It is quite easy to find out if your Shasta daisy (Leucanthemum superbum) has been burned by the sun. Just like on us, your plant will change color in this case, it will start to turn yellow or white.
As we saw above, the leaves of your Shasta daisy can also change color if it receives too much water or insufficient light.
To find out if the yellow leaves have been sunburned, look at the part of the bottom that is tinted closer to the base. The yellow leaf is probably burnt and not something else if this portion stays greener.
Why are my Shasta daisy leaves turning brown?
A plant’s browning leaves are typically a symptom that it has been sunburned and has been exposed to excessive amounts of direct sunlight. Don’t worry; your plant probably won’t perish as a result, but its growth will be negatively impacted.
Should I leave my Leucanthemum superbum in direct sunlight?
No! If your Leucanthemum superbum (or Shasta daisy) has the symptoms described above, don’t leave it in direct sunlight, that’s the reason why your Shasta daisy is in such a state!

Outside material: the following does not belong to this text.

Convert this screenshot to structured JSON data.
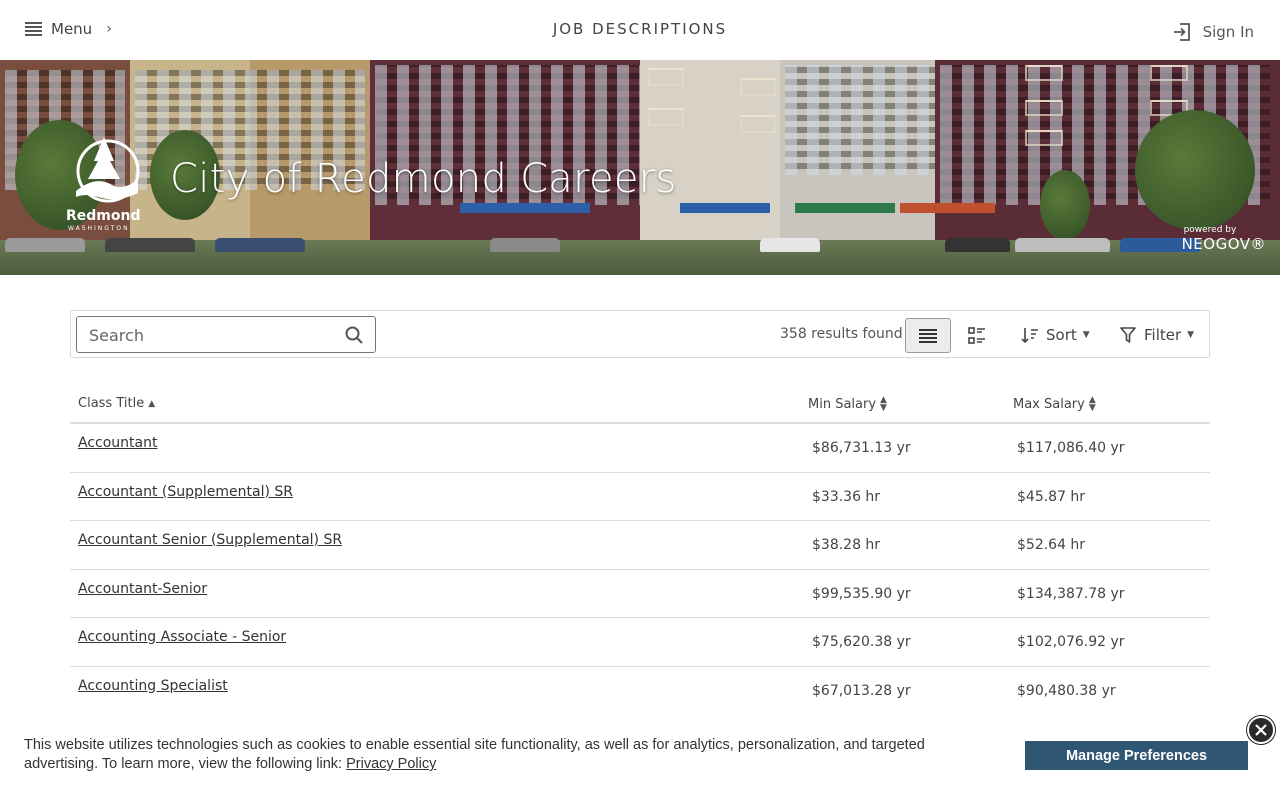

The remedy, as said in the paragraph above, is simple: just move your plant’s Shasta daisy out of direct sunlight. Your plant should swiftly re-grow with this strategy and appropriate watering.
Why are my Leucanthemum superbum leaves drooping or wilting ?
In most cases, this happens when your Leucanthemum superbum lacks water. This is especially the case for large plants, naturally they need more water than others.
An easy way to know if your Leucanthemum superbum is lacking water is to under-weigh its pot, if it looks light, it means that the soil and the roots are probably quite dry, and therefore need water!
In order to ensure that the roots of your plant receive the water’s benefits, you must first moisten the soil in the container if it is absolutely dry. One common error is to immediately drown the Shasta daisy after a dry period in the belief that it requires a lot of water.
This is true, but the easiest way to end it is to give too much water at once. Instead, you should water the soil properly, returning to a peaceful watering rhythm.
Caring Tips for Leucanthemum superbum
Water is necessary for your plant to live, but timing and amount of watering must be balanced. Overwatering could have disastrous effects on your own name, as we already mentioned.
Touching the soil will let you know whether your plant needs water or not; if it still feels damp, it’s generally best to wait a few more days.
Always keep temperatures stable
Maintaining a consistent temperature for your Leucanthemum superbum is also a good idea, especially if it is kept indoors. At GreenShack, we typically advise reserving a temperature between 65 and 85 degrees F. Of course, avoid positioning your Leucanthemum superbum close to air conditioners, radiators, or other sources of hot or cold air.
Keep your Shasta daisy Dust-Free
This one relates to indoor plants. Just like your furniture, dust collects on the leaves of your indoor plants. The issue is that this can block the photosynthesis process from starting, which would cause the plants to gradually lose their color.
This would also make the pests happy, a real descent into hell for your Shasta daisy.
To remove the dust, gently rub the plant’s leaves with a microfiber cloth. Dust can be removed more easily with a damp cloth, but stay away from corrosive substances like rubbing alcohol!
Keep drainage in mind
If you have a tendency to overwater, you should be mindful of your drainage, and if they don’t already have them, we suggest selecting a saucer and a pot with drainage holes.
If your pots don’t already have holes in them, you can add volcanic rocks (or any other pebbles with holes) to the bottom of your pot in the meantime. This will assist in creating a channel and keep the water from pooling there for an extended period of time, protecting the roots from decay.